Lets say you’re attending a parent-teacher conference, and the teacher tells you that your child might have a problem with a particular language or speech skill. Or maybe when you talk to your child, you notice stuttering. Is it possible for your child to have a problem? What should you do? In such instances, it is always best to intervene quickly. Get your child evaluated by a certified speech therapist to help you determine if your kid is having difficulties and to help you decide if speech therapy can help. A speech disorder is a problem with the actual production of sounds.
- Articulation disorders – Difficulty producing sounds in syllables or incorrectly saying words so listener’s cannot understand what’s said
- Fluency disorders – Problems like stuttering, where speech flow is interrupted by abnormal stoppages, prolonging sounds or repetitions
- Resonance or voice disorders – Problems with volume, quality or pitch that distracts listeners; it may also cause discomfort or pain to the child speaking
- Dysphagia or oral feeding disorders – Include difficulties with swallowing, eating and drooling
Speech therapists are professionals who studied human communication, including its disorders. They assess language, speech, cognitive-communication, and feeding, swallowing and oral skills to determine types of communication problems and the best method to treat them. When working with autistic children in New Jersey, a therapist will work with a kid one-on-one, in small groups, or in a classroom directly to overcome the difficulties of a certain disorder. They use various strategies, including:
- Language intervention activities – The therapist will interact with the kid by talking and playing, using objects, books, pictures or events to stimulate language development. He can also use repetition exercises or model correct pronunciation.
- Articulation therapy – Articulation exercises involve having the therapist model correct syllables and sounds for the kid. The level of play is appropriate to the age and related to the specific needs of the child.
- Oral-motor or feeding and swallowing therapy – The therapist will use various oral exercises to strengthen the mouth muscles. He can also work with various food textures and temperatures to increase oral awareness when eating and swallowing.
Ensure that the speech therapist you hire is ASHA-certified, meaning she has at least a master’s degree in the field, passed a national exam, and completed a supervised clinical fellowship. She should also have experience working with children with the same disorder as your child’s. Find a specialist by asking your child’s teacher or doctor for a referral. You can also look at local online directories. State associations for speech language pathology in New Jersey have listings of certified and licensed therapists.

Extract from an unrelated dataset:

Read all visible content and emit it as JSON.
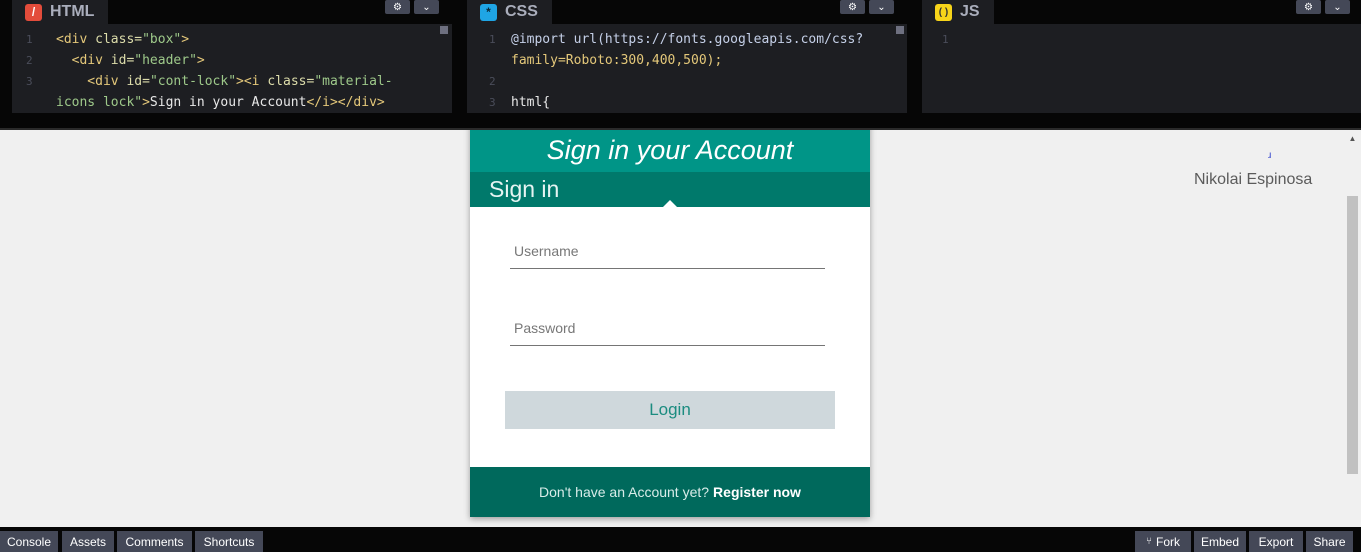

Speech experts agree that parent involvement is important to the success of your child’s speech therapy for toddlers. Parents are a very important part of their kid’s therapy program and help bring about greater success. Kids of quickly quickly get involved with speech therapy services for children in the early stages of language development get lasting results when parents are very involved in the process. Overcoming a speech disorder will take time and effort, so all family members should be understanding and patient with the child.